Web page and app entries:

+ + + + + + +

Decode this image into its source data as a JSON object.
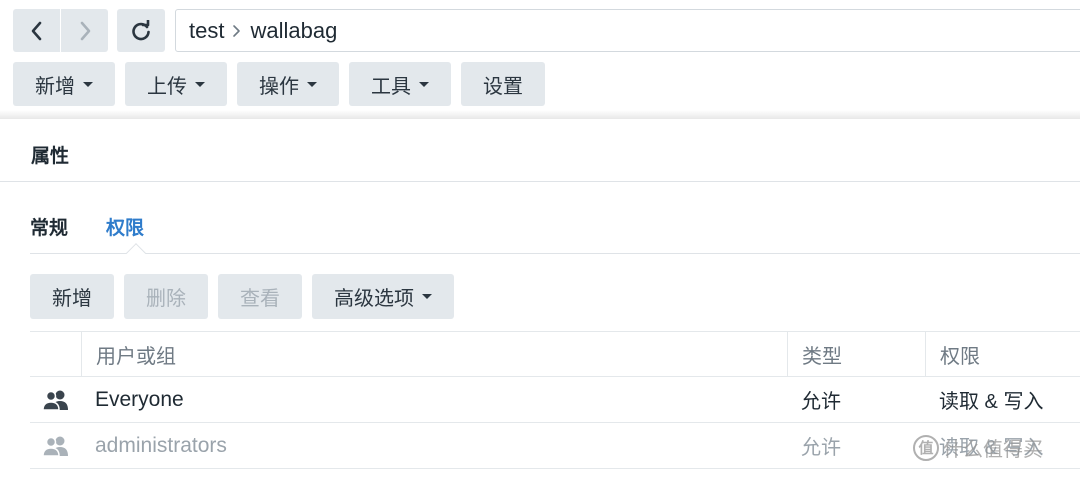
{
  "toolbar": {
    "path": {
      "root": "test",
      "current": "wallabag"
    },
    "actions": [
      {
        "label": "新增",
        "has_caret": true
      },
      {
        "label": "上传",
        "has_caret": true
      },
      {
        "label": "操作",
        "has_caret": true
      },
      {
        "label": "工具",
        "has_caret": true
      },
      {
        "label": "设置",
        "has_caret": false
      }
    ],
    "icons": {
      "back": "chevron-left-icon",
      "forward": "chevron-right-icon",
      "refresh": "refresh-icon",
      "path_separator": "chevron-right-icon"
    }
  },
  "panel": {
    "title": "属性",
    "tabs": [
      {
        "label": "常规",
        "active": false
      },
      {
        "label": "权限",
        "active": true
      }
    ],
    "perm_actions": [
      {
        "label": "新增",
        "enabled": true,
        "has_caret": false
      },
      {
        "label": "删除",
        "enabled": false,
        "has_caret": false
      },
      {
        "label": "查看",
        "enabled": false,
        "has_caret": false
      },
      {
        "label": "高级选项",
        "enabled": true,
        "has_caret": true
      }
    ],
    "table": {
      "headers": {
        "name": "用户或组",
        "type": "类型",
        "permission": "权限"
      },
      "rows": [
        {
          "icon": "group-icon",
          "name": "Everyone",
          "type": "允许",
          "permission": "读取 & 写入",
          "dimmed": false
        },
        {
          "icon": "group-icon",
          "name": "administrators",
          "type": "允许",
          "permission": "读取 & 写入",
          "dimmed": true
        }
      ]
    }
  },
  "watermark": {
    "badge": "值",
    "text": "什么值得买"
  },
  "colors": {
    "accent": "#2f7ccb",
    "button_bg": "#e3e8ec",
    "text": "#1f2a33",
    "muted": "#9aa3ab"
  }
}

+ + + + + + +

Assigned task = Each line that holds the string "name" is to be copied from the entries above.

Your response =
        "name": "用户或组",
          "name": "Everyone",
          "name": "administrators",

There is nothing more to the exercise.